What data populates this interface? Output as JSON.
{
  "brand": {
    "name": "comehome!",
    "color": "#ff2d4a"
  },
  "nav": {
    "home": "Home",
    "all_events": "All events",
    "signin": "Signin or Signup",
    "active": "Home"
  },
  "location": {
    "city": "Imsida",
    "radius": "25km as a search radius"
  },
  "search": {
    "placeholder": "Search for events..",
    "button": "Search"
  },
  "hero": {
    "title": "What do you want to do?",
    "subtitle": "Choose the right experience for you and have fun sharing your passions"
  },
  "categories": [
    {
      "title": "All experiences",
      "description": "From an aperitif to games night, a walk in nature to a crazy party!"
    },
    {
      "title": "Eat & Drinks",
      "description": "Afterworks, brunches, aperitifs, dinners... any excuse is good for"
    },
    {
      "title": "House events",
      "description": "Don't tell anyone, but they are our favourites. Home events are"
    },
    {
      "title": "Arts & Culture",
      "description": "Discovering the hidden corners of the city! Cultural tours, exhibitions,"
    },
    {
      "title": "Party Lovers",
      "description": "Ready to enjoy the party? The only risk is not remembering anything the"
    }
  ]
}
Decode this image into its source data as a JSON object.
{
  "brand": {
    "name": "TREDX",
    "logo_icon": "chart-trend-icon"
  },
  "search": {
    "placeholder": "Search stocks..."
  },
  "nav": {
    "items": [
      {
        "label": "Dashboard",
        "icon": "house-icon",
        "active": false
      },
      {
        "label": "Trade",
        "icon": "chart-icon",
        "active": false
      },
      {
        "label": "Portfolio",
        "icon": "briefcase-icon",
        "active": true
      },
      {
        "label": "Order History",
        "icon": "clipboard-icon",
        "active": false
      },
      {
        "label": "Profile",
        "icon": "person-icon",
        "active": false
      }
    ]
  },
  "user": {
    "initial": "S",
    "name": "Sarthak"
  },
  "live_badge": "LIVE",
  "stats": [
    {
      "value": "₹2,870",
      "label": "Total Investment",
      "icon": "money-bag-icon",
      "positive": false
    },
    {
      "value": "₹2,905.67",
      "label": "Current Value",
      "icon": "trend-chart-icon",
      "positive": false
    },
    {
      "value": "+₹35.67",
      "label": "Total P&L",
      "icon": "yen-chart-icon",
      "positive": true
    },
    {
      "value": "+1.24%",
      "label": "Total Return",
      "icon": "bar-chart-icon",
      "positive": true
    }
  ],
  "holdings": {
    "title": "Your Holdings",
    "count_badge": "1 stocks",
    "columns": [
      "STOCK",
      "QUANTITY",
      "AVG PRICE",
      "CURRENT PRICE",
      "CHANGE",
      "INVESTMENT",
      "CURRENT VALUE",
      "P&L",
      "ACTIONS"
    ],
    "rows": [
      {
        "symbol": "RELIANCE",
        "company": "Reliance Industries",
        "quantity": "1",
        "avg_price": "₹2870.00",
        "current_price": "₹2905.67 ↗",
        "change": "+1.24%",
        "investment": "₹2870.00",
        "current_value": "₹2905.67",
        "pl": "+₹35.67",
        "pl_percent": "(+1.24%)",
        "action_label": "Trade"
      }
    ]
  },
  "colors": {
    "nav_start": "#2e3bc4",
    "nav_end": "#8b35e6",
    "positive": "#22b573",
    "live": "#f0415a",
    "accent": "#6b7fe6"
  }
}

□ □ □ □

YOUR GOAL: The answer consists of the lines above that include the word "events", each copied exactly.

OUTPUT:
    "all_events": "All events",
    "placeholder": "Search for events..",
      "title": "House events",
      "description": "Don't tell anyone, but they are our favourites. Home events are"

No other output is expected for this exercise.